Administrative Law Matters

Commentary on developments in administrative law, particularly judicial review of administrative action by common law courts.


Values, Doctrine and Decisions in Judicial Review of Administrative Action

In his London School of Economics Ph.D. thesis, Dean Knight offers an interesting theoretical perspective on judicial review doctrine. Grouping writers and judges into four broad groups, ranging from those who prefer more formalistic, bounded approaches to those who embrace thorough contextual inquiry, he assesses each group against Lon Fuller’s ‘internal morality of law’. Knight’s […] Read more


Capturing Regulatory Capture by Expanding the Record: Sobeys West Inc. v. College of Pharmacists of British Columbia, 2016 BCCA 41

Canadian courts have generally been cautious about expanding the content of the record on judicial review. I am generally in favour of restraint (see e.g. here), as expanding the content of the record may have the effect of enticing courts to expand the scope of judicial review. But the factual matrix of Sobeys West Inc. […] Read more


The Value of Academic Blogging

Word filtered down from on high (literally: the University of Montreal is on a mountain and the central administration sits on its peak) today that my tenure application was approved by the University Council, effective June 1. This is very nice news of course but I am not fishing for compliments. I only mention it […] Read more


A Retrospective on Justice Scalia

My colleague Matt Harrington and I had a lunchtime chat about Justice Scalia’s legacy at the University of Montreal last week.
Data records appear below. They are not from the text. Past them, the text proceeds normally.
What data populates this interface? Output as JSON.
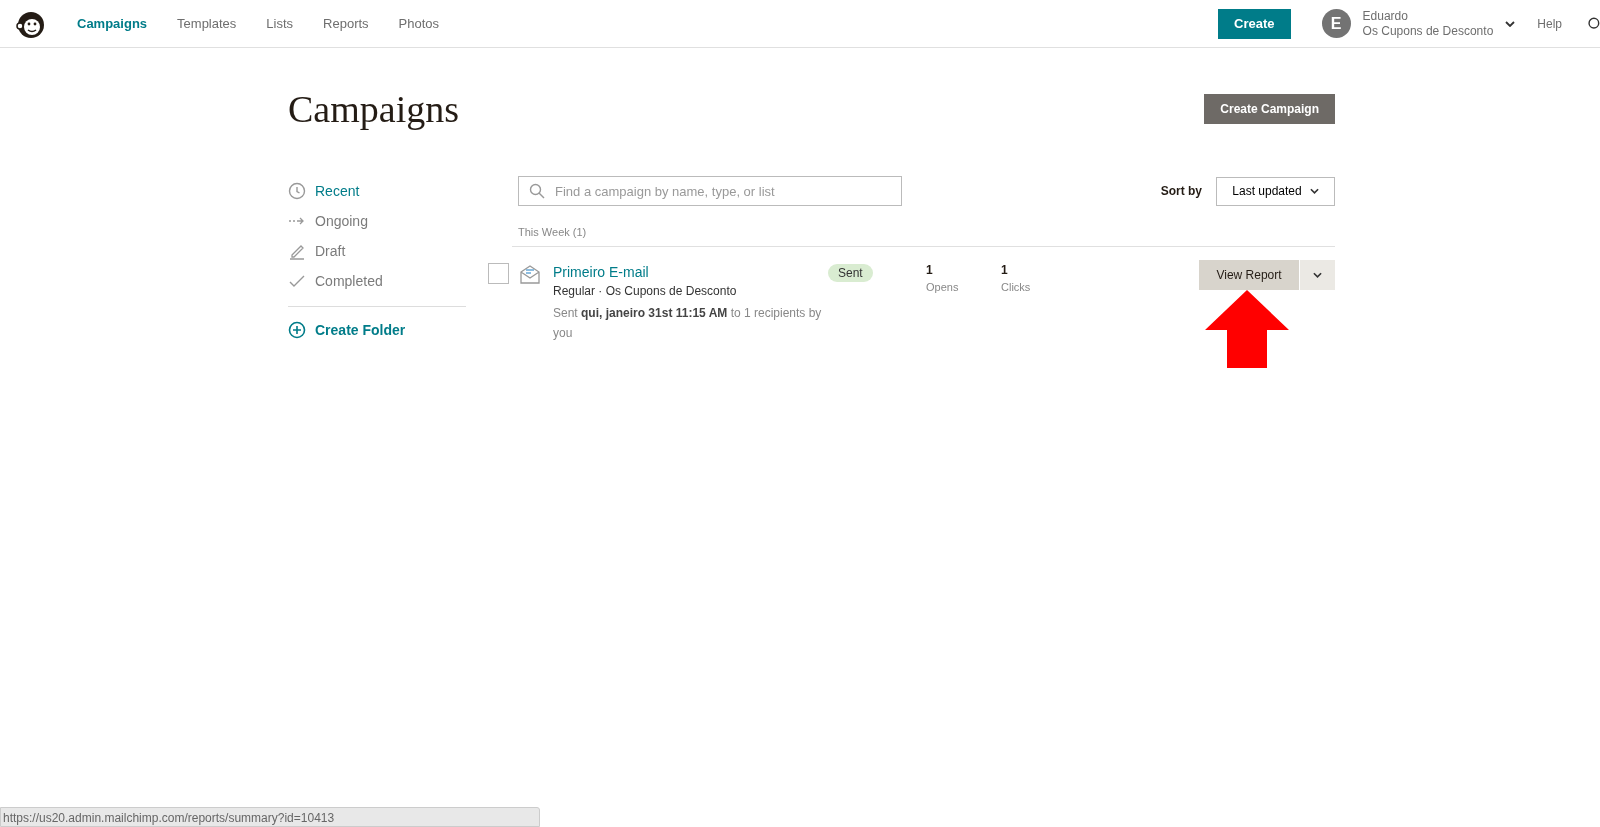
{
  "nav": {
    "items": [
      {
        "label": "Campaigns",
        "selected": true
      },
      {
        "label": "Templates",
        "selected": false
      },
      {
        "label": "Lists",
        "selected": false
      },
      {
        "label": "Reports",
        "selected": false
      },
      {
        "label": "Photos",
        "selected": false
      }
    ],
    "create_button": "Create",
    "account": {
      "initial": "E",
      "name": "Eduardo",
      "org": "Os Cupons de Desconto"
    },
    "help": "Help"
  },
  "page": {
    "title": "Campaigns",
    "create_campaign": "Create Campaign"
  },
  "sidebar": {
    "items": [
      {
        "label": "Recent",
        "selected": true
      },
      {
        "label": "Ongoing",
        "selected": false
      },
      {
        "label": "Draft",
        "selected": false
      },
      {
        "label": "Completed",
        "selected": false
      }
    ],
    "create_folder": "Create Folder"
  },
  "search": {
    "placeholder": "Find a campaign by name, type, or list"
  },
  "sort": {
    "label": "Sort by",
    "value": "Last updated"
  },
  "group": {
    "heading": "This Week (1)"
  },
  "campaigns": [
    {
      "name": "Primeiro E-mail",
      "checked": false,
      "meta": "Regular · Os Cupons de Desconto",
      "detail": "Sent **qui, janeiro 31st 11:15 AM** to 1 recipients by you",
      "status": "Sent",
      "opens": "1",
      "opens_label": "Opens",
      "clicks": "1",
      "clicks_label": "Clicks",
      "action": "View Report"
    }
  ],
  "status_bar": {
    "url": "https://us20.admin.mailchimp.com/reports/summary?id=10413"
  }
}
We focused on explaining Justice Scalia’s textualism and originalism, as well as his preference for rules over standards (see also this post). There has been no shortage of critical reflection on Justice Scalia’s life […] Read more